The Institute for Soldier Nanotechnologies: Taking Nanotechnology from the Laboratory to the Soldier
Edwin L. Thomas
June 7, 2003
A U.S. Army soldier carries more than 100 pounds of gear into battle. What can be done to lighten the load, while still providing maximum protection? Edwin Thomas, Director of MIT’s new Institute for Soldier Nanotechnologies, describes an alternative to the past practice of “dressing up a soldier like a Christmas tree”. He describes instead, a dynamic battle suit that wards off bullets and biochemical threats while providing real-time data on the soldier’s medical condition. Thomas, who spent time training for this project at Fort Polk, explains how interdisciplinary teams are exploring nanomaterial designs that could also benefit civilian emergency responders.
About the Speaker
Edwin L. Thomas
Director, Institute for Soldier Nanotechnologies Morris Cohen Professor of Materials Science and Engineering, MIT School of Engineering

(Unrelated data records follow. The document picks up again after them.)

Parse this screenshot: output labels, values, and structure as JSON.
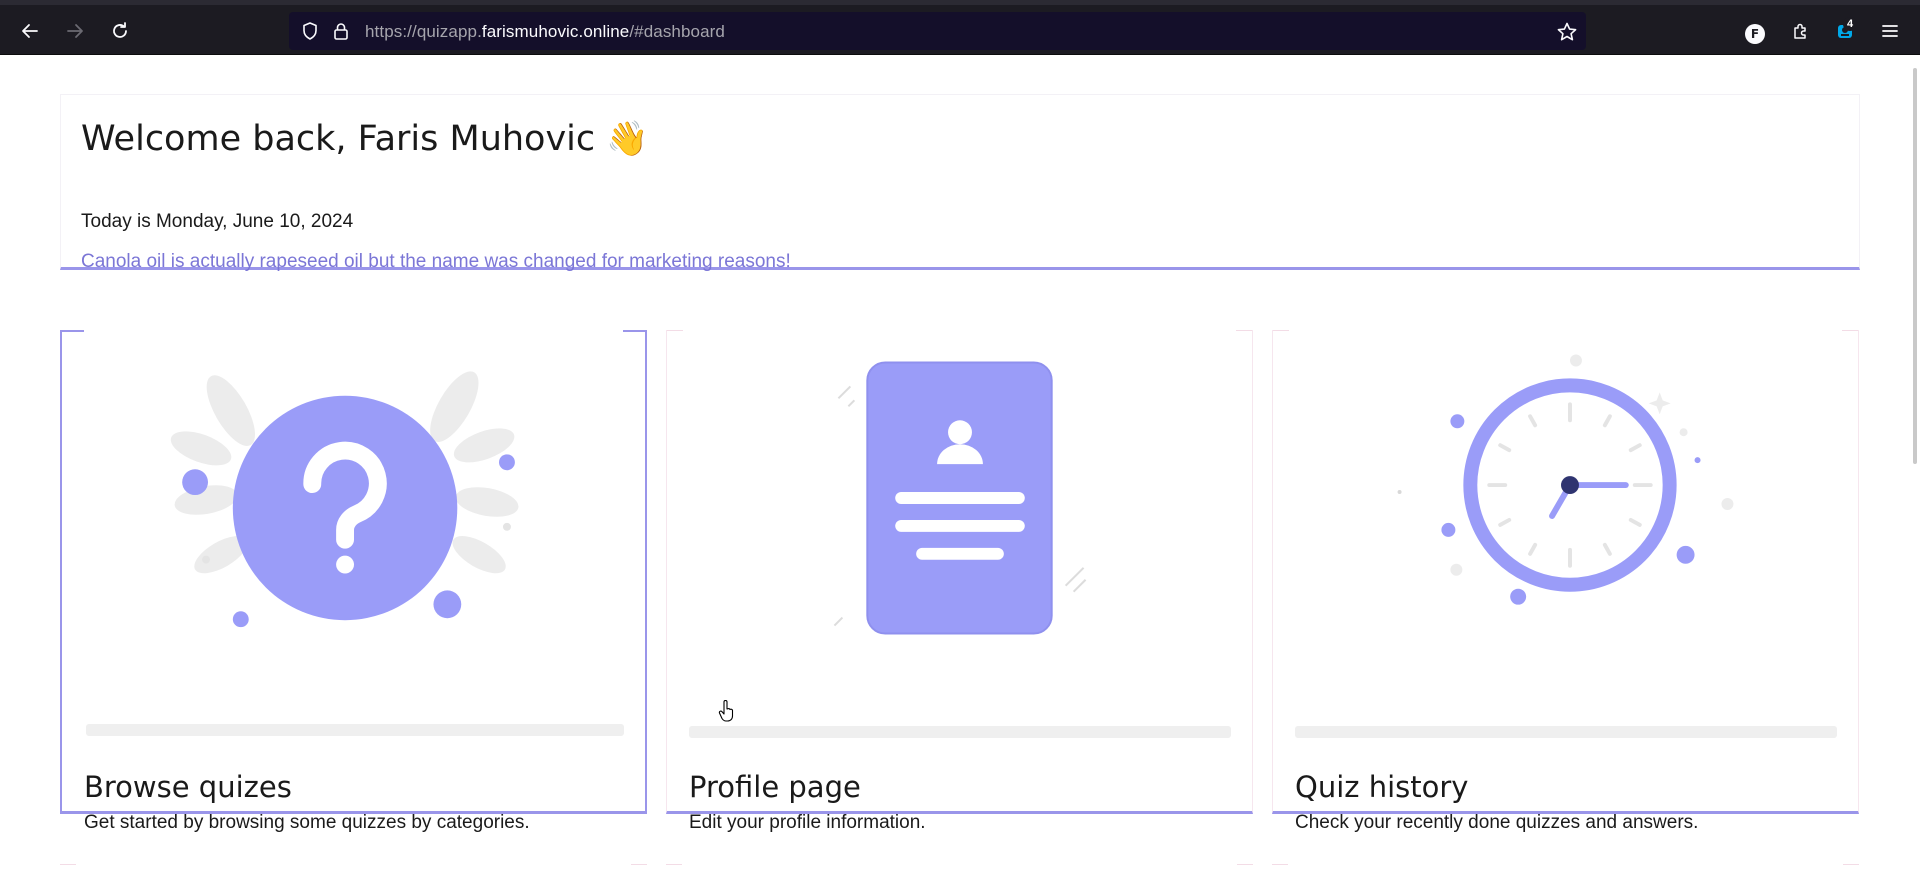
{
  "browser": {
    "url_prefix": "https://quizapp.",
    "url_domain": "farismuhovic.online",
    "url_suffix": "/#dashboard",
    "profile_initial": "F",
    "extension_badge": "4"
  },
  "welcome": {
    "greeting": "Welcome back, Faris Muhovic",
    "emoji": "👋",
    "date_line": "Today is Monday, June 10, 2024",
    "fun_fact": "Canola oil is actually rapeseed oil but the name was changed for marketing reasons!"
  },
  "cards": [
    {
      "title": "Browse quizes",
      "description": "Get started by browsing some quizzes by categories.",
      "icon": "question-icon"
    },
    {
      "title": "Profile page",
      "description": "Edit your profile information.",
      "icon": "profile-card-icon"
    },
    {
      "title": "Quiz history",
      "description": "Check your recently done quizzes and answers.",
      "icon": "clock-icon"
    }
  ],
  "colors": {
    "accent": "#9a95ea",
    "fact_text": "#7b76d6",
    "chrome_bg": "#1c1b22",
    "urlbar_bg": "#140f2a"
  }
}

Edwin Thomas is Director of the Institute for Soldier Nanotechnologies, a $50 million collaboration between the United States Army, MIT, and corporate partners. At ISN, he is co-leader of two teams focused on energy absorbing materials and the integration and transitioning of technology systems. He holds a B.S. in Mechanical Engineering from the University of Massachusetts, and a Ph.D. in Materials Science from Cornell University. He received the National Science Foundation’s Special Creativity Award in 1996 and 1988, the High Polymer Physics Prize of the American Physical Society, and the American Chemical Society’s Creative Polymer Chemist Award. He is a Fellow of the American Physical Society and the American Association for the Advancement of Science.